(Website and app data records)
______________________________

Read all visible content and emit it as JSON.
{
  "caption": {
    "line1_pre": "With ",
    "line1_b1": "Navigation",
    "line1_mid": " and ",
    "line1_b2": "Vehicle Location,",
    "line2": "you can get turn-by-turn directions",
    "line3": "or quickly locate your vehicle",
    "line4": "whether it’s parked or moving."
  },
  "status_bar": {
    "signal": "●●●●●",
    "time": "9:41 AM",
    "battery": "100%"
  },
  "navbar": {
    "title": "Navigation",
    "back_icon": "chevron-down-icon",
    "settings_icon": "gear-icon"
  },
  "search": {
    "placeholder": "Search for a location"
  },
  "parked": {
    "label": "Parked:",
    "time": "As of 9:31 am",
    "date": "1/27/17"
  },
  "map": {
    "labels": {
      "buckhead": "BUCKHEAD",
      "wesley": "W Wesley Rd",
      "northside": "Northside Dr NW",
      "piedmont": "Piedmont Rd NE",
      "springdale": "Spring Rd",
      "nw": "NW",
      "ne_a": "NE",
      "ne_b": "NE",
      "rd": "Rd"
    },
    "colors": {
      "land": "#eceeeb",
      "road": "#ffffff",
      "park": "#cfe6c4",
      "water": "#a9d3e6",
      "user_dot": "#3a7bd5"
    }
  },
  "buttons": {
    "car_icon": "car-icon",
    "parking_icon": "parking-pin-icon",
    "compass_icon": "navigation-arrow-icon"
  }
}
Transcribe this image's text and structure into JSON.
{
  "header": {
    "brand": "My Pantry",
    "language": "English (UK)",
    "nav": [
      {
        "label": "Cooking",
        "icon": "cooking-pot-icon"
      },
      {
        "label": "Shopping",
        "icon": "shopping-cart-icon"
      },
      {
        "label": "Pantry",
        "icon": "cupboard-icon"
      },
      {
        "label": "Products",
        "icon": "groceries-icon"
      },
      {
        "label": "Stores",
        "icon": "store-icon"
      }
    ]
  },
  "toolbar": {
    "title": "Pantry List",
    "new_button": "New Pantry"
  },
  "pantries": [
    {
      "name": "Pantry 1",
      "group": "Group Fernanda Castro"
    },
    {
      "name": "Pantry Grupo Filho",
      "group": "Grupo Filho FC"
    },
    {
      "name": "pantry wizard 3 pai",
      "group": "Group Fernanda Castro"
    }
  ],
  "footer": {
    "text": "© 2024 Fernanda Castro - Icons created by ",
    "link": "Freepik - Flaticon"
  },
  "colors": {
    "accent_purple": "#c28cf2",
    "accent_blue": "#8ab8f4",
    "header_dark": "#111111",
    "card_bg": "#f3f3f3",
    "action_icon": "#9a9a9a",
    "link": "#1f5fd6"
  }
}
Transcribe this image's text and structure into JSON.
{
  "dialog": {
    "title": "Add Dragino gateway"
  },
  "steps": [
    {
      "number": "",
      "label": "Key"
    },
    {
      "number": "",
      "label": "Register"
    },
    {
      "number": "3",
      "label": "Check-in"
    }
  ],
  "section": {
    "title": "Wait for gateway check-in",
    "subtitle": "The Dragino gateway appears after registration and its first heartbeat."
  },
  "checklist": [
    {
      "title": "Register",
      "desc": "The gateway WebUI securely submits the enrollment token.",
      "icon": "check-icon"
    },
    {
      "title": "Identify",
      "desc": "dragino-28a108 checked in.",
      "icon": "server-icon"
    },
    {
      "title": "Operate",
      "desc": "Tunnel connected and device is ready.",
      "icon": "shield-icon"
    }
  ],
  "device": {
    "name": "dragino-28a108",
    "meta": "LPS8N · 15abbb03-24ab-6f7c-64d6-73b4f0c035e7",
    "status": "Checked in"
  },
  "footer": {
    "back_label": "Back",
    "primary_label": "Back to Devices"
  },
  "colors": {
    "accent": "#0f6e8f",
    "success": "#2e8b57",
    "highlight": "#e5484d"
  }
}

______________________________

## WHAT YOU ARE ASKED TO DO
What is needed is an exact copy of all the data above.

## SOLUTION FOR THIS TASK
Read all visible content and emit it as JSON.
{
  "caption": {
    "line1_pre": "With ",
    "line1_b1": "Navigation",
    "line1_mid": " and ",
    "line1_b2": "Vehicle Location,",
    "line2": "you can get turn-by-turn directions",
    "line3": "or quickly locate your vehicle",
    "line4": "whether it’s parked or moving."
  },
  "status_bar": {
    "signal": "●●●●●",
    "time": "9:41 AM",
    "battery": "100%"
  },
  "navbar": {
    "title": "Navigation",
    "back_icon": "chevron-down-icon",
    "settings_icon": "gear-icon"
  },
  "search": {
    "placeholder": "Search for a location"
  },
  "parked": {
    "label": "Parked:",
    "time": "As of 9:31 am",
    "date": "1/27/17"
  },
  "map": {
    "labels": {
      "buckhead": "BUCKHEAD",
      "wesley": "W Wesley Rd",
      "northside": "Northside Dr NW",
      "piedmont": "Piedmont Rd NE",
      "springdale": "Spring Rd",
      "nw": "NW",
      "ne_a": "NE",
      "ne_b": "NE",
      "rd": "Rd"
    },
    "colors": {
      "land": "#eceeeb",
      "road": "#ffffff",
      "park": "#cfe6c4",
      "water": "#a9d3e6",
      "user_dot": "#3a7bd5"
    }
  },
  "buttons": {
    "car_icon": "car-icon",
    "parking_icon": "parking-pin-icon",
    "compass_icon": "navigation-arrow-icon"
  }
}
Transcribe this image's text and structure into JSON.
{
  "header": {
    "brand": "My Pantry",
    "language": "English (UK)",
    "nav": [
      {
        "label": "Cooking",
        "icon": "cooking-pot-icon"
      },
      {
        "label": "Shopping",
        "icon": "shopping-cart-icon"
      },
      {
        "label": "Pantry",
        "icon": "cupboard-icon"
      },
      {
        "label": "Products",
        "icon": "groceries-icon"
      },
      {
        "label": "Stores",
        "icon": "store-icon"
      }
    ]
  },
  "toolbar": {
    "title": "Pantry List",
    "new_button": "New Pantry"
  },
  "pantries": [
    {
      "name": "Pantry 1",
      "group": "Group Fernanda Castro"
    },
    {
      "name": "Pantry Grupo Filho",
      "group": "Grupo Filho FC"
    },
    {
      "name": "pantry wizard 3 pai",
      "group": "Group Fernanda Castro"
    }
  ],
  "footer": {
    "text": "© 2024 Fernanda Castro - Icons created by ",
    "link": "Freepik - Flaticon"
  },
  "colors": {
    "accent_purple": "#c28cf2",
    "accent_blue": "#8ab8f4",
    "header_dark": "#111111",
    "card_bg": "#f3f3f3",
    "action_icon": "#9a9a9a",
    "link": "#1f5fd6"
  }
}
Transcribe this image's text and structure into JSON.
{
  "dialog": {
    "title": "Add Dragino gateway"
  },
  "steps": [
    {
      "number": "",
      "label": "Key"
    },
    {
      "number": "",
      "label": "Register"
    },
    {
      "number": "3",
      "label": "Check-in"
    }
  ],
  "section": {
    "title": "Wait for gateway check-in",
    "subtitle": "The Dragino gateway appears after registration and its first heartbeat."
  },
  "checklist": [
    {
      "title": "Register",
      "desc": "The gateway WebUI securely submits the enrollment token.",
      "icon": "check-icon"
    },
    {
      "title": "Identify",
      "desc": "dragino-28a108 checked in.",
      "icon": "server-icon"
    },
    {
      "title": "Operate",
      "desc": "Tunnel connected and device is ready.",
      "icon": "shield-icon"
    }
  ],
  "device": {
    "name": "dragino-28a108",
    "meta": "LPS8N · 15abbb03-24ab-6f7c-64d6-73b4f0c035e7",
    "status": "Checked in"
  },
  "footer": {
    "back_label": "Back",
    "primary_label": "Back to Devices"
  },
  "colors": {
    "accent": "#0f6e8f",
    "success": "#2e8b57",
    "highlight": "#e5484d"
  }
}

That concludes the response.